A recent meta-analysis included 27 studies of online symptom checkers or health assessment services for people seeking input about an urgent health problem into a qualitative synthesis. The online tools did not seem to increase risk for patients, but the data were weak. The tools tend to have lower diagnostic accuracy compared to health professionals. The results were inconsistent in regard to clinical and cost-effectiveness outcomes, disposition to the highest-value location (i.e., highest likelihood of making the correct diagnostic or treatment decision at the lowest price) and patient compliance with advice given. Given the range of possible outcomes with non-specific symptoms that may have different implications based on a patient’s demographic, medical history and medication, it may be too soon to expect a technological solution to helping patients determine where best to go. Today, many outpatient practices have a clinician answer after-hours questions. If the clinician can access the electronic medical record, they may be able to provide tailored advice about what might need to occur. Ambulatory clinics might improve this process by exposing patient-specific instructions about what types of symptoms are best managed at nearby healthcare facilities (convenience clinics, urgent care centers and emergency rooms) within their patient portals and sharing that information with members of the healthcare team.
Virtual check-ins, non-face-to-face patient-initiated communications, may help manage patients at a much higher value than face-to-face encounters. Medicare reimburses virtual check-ins at a much lower rate than telemedicine and remote patient monitoring. In value-based arrangements, providers may reduce member spend on physician face-to-face encounters while managing patients’ chronic disease burden with telephone or video interactions and trips to a nearby laboratory at a much lower price point. Other members of the healthcare team like nurses, pharmacists and dieticians could also provide additional contacts for patients outside an office visit. Until we have more clarity about the best use of virtual technology in ambulatory settings for chronic disease, many clinicians might feel most comfortable restricting virtual check-ins to managing chronic disease after a definitive diagnosis that was made face-to-face.

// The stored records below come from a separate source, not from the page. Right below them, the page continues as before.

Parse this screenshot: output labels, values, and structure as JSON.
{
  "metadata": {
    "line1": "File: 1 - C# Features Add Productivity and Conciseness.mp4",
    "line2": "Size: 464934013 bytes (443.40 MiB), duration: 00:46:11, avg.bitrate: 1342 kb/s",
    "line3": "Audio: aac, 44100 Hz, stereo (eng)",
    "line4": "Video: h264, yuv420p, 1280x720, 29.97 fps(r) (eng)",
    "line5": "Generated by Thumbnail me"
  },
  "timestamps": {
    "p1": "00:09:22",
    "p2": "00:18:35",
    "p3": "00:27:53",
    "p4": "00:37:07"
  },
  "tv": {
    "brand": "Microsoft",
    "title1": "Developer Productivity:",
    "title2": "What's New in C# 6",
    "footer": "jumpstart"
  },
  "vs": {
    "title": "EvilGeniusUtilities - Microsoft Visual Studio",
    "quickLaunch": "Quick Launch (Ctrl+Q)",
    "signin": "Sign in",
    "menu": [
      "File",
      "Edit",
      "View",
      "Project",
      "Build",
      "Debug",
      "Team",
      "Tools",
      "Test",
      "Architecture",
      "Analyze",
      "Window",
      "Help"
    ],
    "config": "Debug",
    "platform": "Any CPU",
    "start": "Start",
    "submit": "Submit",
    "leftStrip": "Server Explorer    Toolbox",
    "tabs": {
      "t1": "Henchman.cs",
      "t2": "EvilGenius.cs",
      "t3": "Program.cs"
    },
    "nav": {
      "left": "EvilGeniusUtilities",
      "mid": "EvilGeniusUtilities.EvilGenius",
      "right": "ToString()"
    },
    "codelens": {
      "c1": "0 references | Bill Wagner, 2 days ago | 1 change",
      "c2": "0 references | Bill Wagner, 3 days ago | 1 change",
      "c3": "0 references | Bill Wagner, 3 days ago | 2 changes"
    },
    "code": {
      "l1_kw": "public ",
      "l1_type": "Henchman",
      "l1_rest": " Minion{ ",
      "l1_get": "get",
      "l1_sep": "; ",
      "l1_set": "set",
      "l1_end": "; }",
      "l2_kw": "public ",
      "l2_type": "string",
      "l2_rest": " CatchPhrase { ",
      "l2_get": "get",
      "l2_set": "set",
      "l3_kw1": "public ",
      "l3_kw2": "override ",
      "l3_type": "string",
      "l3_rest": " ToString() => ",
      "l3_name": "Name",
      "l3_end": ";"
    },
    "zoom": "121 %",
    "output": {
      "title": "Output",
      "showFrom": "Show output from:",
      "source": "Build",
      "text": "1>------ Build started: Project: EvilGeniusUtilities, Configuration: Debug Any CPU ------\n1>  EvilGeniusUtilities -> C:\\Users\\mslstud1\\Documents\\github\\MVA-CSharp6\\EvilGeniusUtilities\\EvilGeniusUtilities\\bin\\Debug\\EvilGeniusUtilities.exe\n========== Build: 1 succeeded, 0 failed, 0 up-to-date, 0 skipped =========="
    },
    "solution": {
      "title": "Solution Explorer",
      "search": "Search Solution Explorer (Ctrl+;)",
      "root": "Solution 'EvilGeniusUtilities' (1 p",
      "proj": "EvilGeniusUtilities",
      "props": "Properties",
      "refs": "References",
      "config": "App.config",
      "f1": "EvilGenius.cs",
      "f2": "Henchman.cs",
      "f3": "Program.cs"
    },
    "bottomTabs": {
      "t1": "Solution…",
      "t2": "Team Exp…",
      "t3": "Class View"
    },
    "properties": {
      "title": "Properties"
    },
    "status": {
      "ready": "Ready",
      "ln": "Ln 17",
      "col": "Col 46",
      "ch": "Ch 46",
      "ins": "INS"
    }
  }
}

Interestingly, virtual encounters might enable patients to determine their diagnostic or treatment preferences before meeting with a member of the healthcare team to determine what decisions are most consistent with their values or desires. The 15-20-minute face-to-face office appointment template reduces the likelihood that any meaningful preferences are likely to be identified, much less discussed during a traditional office encounter. Virtual check-ins allow healthcare teams to deliver preference assessments to patients and their caregivers before a visit. Team members can assimilate the responses and provide more tailored information about what decisions are most important to the patient within a virtual visit.